Of course, Norwegians eat whale, too, as a high-priced delicacy. But the demand for such meat exists in a niche market, and not one that is growing, according to chef Magne Aas. “Whale meat for consumption regularly is only used in the north, where people are not able to raise other types of animals and their food consumption and occupation are dependent on the ocean and its riches. In the southern parts of Norway, whale meat is consumed, primarily, in fine-dining restaurants,” says Aas, executive chef at Scandic Neptun in Bergen.
Most restaurants, though, are extremely selective about their whale steaks, Aas notes. “Unfortunately, high-end restaurants can only use prime cuts. The meat is surrounded by large amounts of fat. That requires the prime cuts to be treated with special care, because if the meat touches the fat or vice versa, it becomes rancid and unusable, which on the other hand drives the prices really high.
“I know about only two processing plants that exist today. We used to have more, but because of the highly skilled personnel that they require and the large amounts of wasted meat, they closed down,” Aas continues. All this means that not many restaurants can offer whale as a main course. Whale meat also tends to be high in toxic heavy metals and cancer-causing organochlorines because of ocean pollution. This also affects consumer demand for the meat.
The Norwegian authorities do allow whalers to export whale products. But even the export market has not yet proved to be the boon that the industry needs. Over the years, the industry has suffered from low whale-catch rates. During the past few years, the government has set quotas hitting almost 1,300, but whalers have not been able to reach anywhere near that number. This year, whalers caught about 600 whales, way below the limit.
And whales have non-food and non-oil uses. Because whales migrate together at certain times of the year, they are an attraction in Norway. Companies along the coast offer orca whale watching tours and excursions, where the very brave can dive with the killer whales.

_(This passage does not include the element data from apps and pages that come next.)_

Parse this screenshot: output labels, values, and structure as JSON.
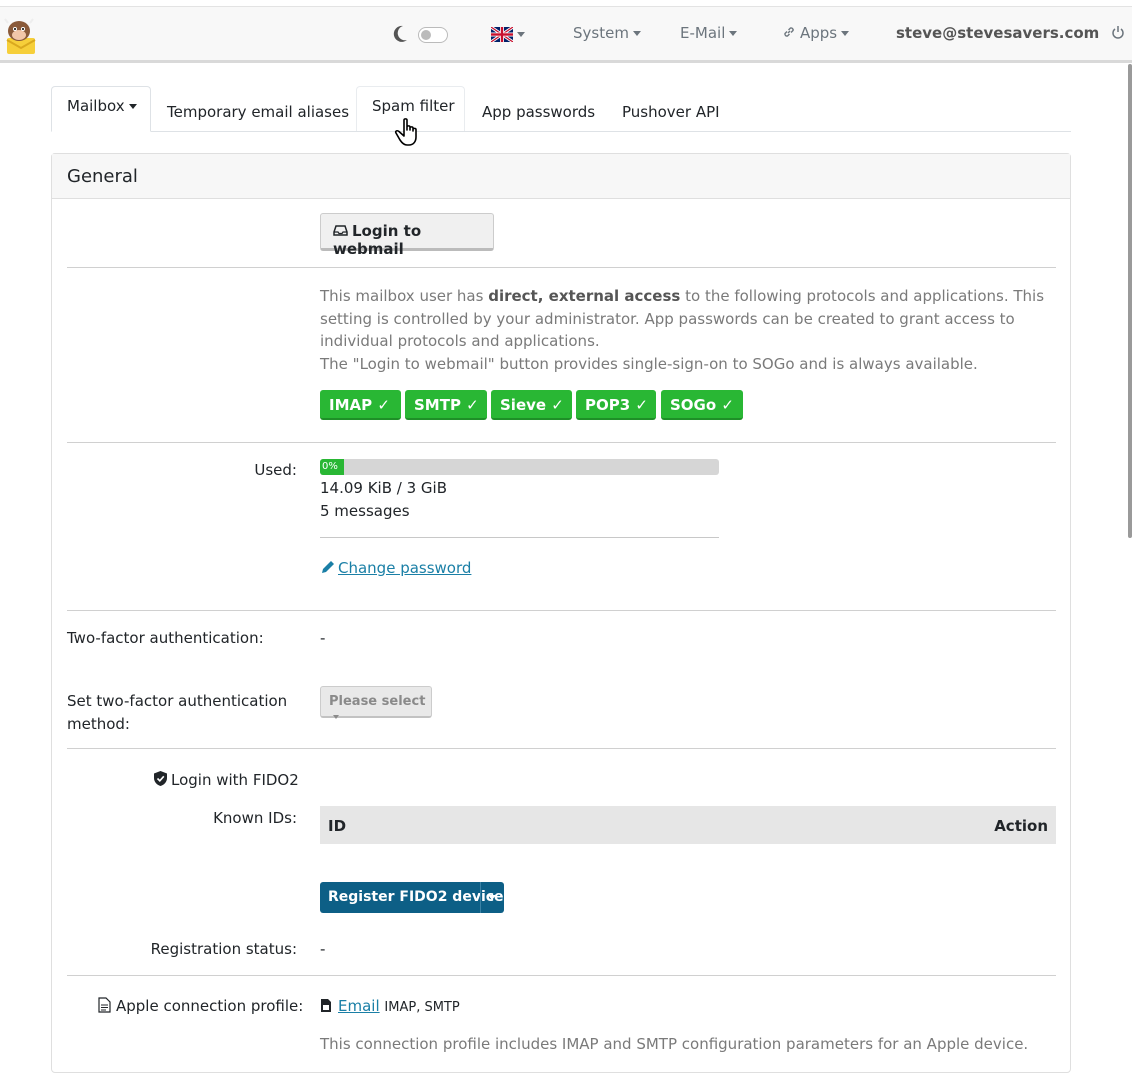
{
  "navbar": {
    "language_flag": "uk-flag-icon",
    "system_label": "System",
    "email_label": "E-Mail",
    "apps_label": "Apps",
    "user_email": "steve@stevesavers.com"
  },
  "tabs": [
    {
      "label": "Mailbox"
    },
    {
      "label": "Temporary email aliases"
    },
    {
      "label": "Spam filter"
    },
    {
      "label": "App passwords"
    },
    {
      "label": "Pushover API"
    }
  ],
  "panel": {
    "title": "General",
    "webmail_button": "Login to webmail",
    "access_text_1": "This mailbox user has ",
    "access_text_bold": "direct, external access",
    "access_text_2": " to the following protocols and applications. This setting is controlled by your administrator. App passwords can be created to grant access to individual protocols and applications.",
    "access_text_3": "The \"Login to webmail\" button provides single-sign-on to SOGo and is always available.",
    "protocols": [
      "IMAP ✓",
      "SMTP ✓",
      "Sieve ✓",
      "POP3 ✓",
      "SOGo ✓"
    ],
    "used_label": "Used:",
    "used_percent_label": "0%",
    "used_fraction": 0.0,
    "used_size": "14.09 KiB / 3 GiB",
    "used_messages": "5 messages",
    "change_password": "Change password",
    "tfa_label": "Two-factor authentication:",
    "tfa_value": "-",
    "tfa_method_label": "Set two-factor authentication method:",
    "tfa_method_select": "Please select",
    "fido_label": "Login with FIDO2",
    "known_ids_label": "Known IDs:",
    "table_id": "ID",
    "table_action": "Action",
    "register_button": "Register FIDO2 device",
    "reg_status_label": "Registration status:",
    "reg_status_value": "-",
    "apple_label": "Apple connection profile:",
    "apple_link": "Email",
    "apple_protocols": "IMAP, SMTP",
    "apple_note": "This connection profile includes IMAP and SMTP configuration parameters for an Apple device."
  },
  "colors": {
    "success": "#29b734",
    "primary_button": "#0d5f86",
    "link": "#1a7fa6"
  }
}
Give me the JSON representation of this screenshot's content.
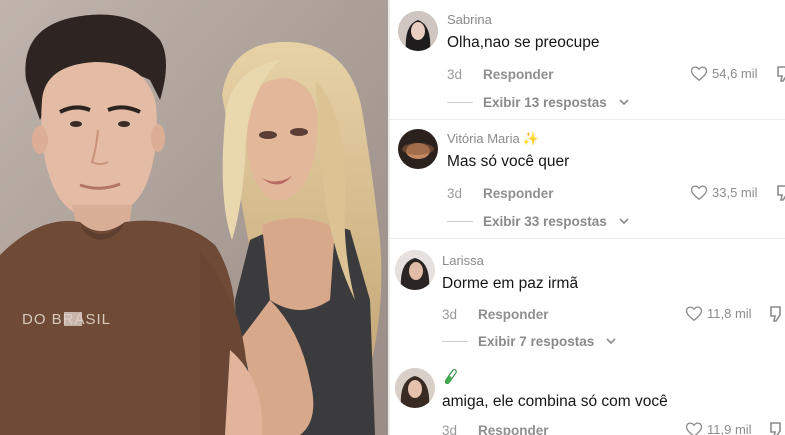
{
  "comments": [
    {
      "author": "Sabrina",
      "text": "Olha,nao se preocupe",
      "time": "3d",
      "reply_label": "Responder",
      "likes": "54,6 mil",
      "thread_label": "Exibir 13 respostas"
    },
    {
      "author": "Vitória Maria",
      "author_badge": "sparkles",
      "text": "Mas só você quer",
      "time": "3d",
      "reply_label": "Responder",
      "likes": "33,5 mil",
      "thread_label": "Exibir 33 respostas"
    },
    {
      "author": "Larissa",
      "text": "Dorme em paz irmã",
      "time": "3d",
      "reply_label": "Responder",
      "likes": "11,8 mil",
      "thread_label": "Exibir 7 respostas"
    },
    {
      "author_badge": "test-tube",
      "text": "amiga, ele combina só com você",
      "time": "3d",
      "reply_label": "Responder",
      "likes": "11,9 mil"
    }
  ],
  "photo": {
    "shirt_text": "DO BRASIL"
  },
  "colors": {
    "text_primary": "#161616",
    "text_secondary": "#8a8a8a",
    "shirt_brown": "#6e4a37",
    "background": "#ffffff"
  }
}
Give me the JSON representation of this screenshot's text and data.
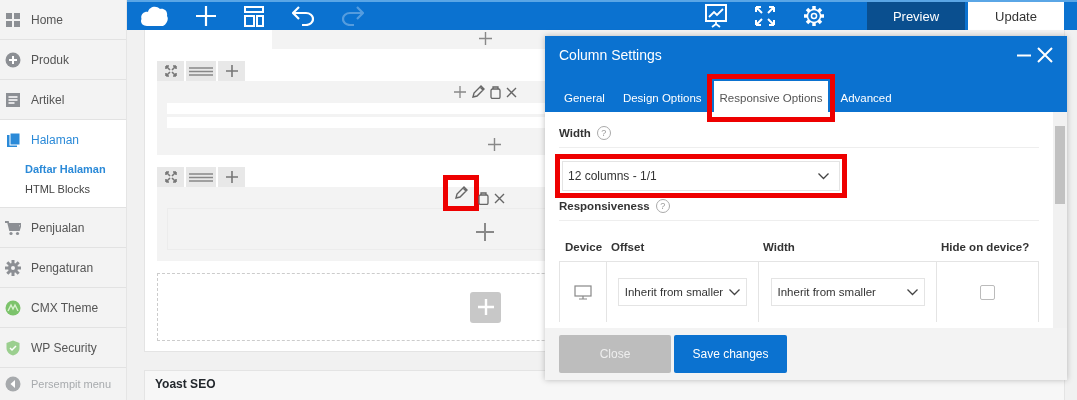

Some enthusiasts are even traveling to Norway during the migration season just to dive with the whales.
Despite the questionable future of whaling in Norway, in the film Dina and her family remain positive. Every whaling season is a new adventure, one that keeps family traditions alive. Dina’s grandfather knows that the industry is slowly dying but is happy to see whales in the Norwegian waters. “It is really good to see such fine whale in the sea under our boat!” he says.
The 800 kilograms of meat that they harvest makes Dina happy as well, since she knows that the whale meat is helping her family survive. By the end of the film, she has not decided whether to continue to whale like all her ancestors, but her story illustrates the positives and negatives of an ancient practice that still continues today.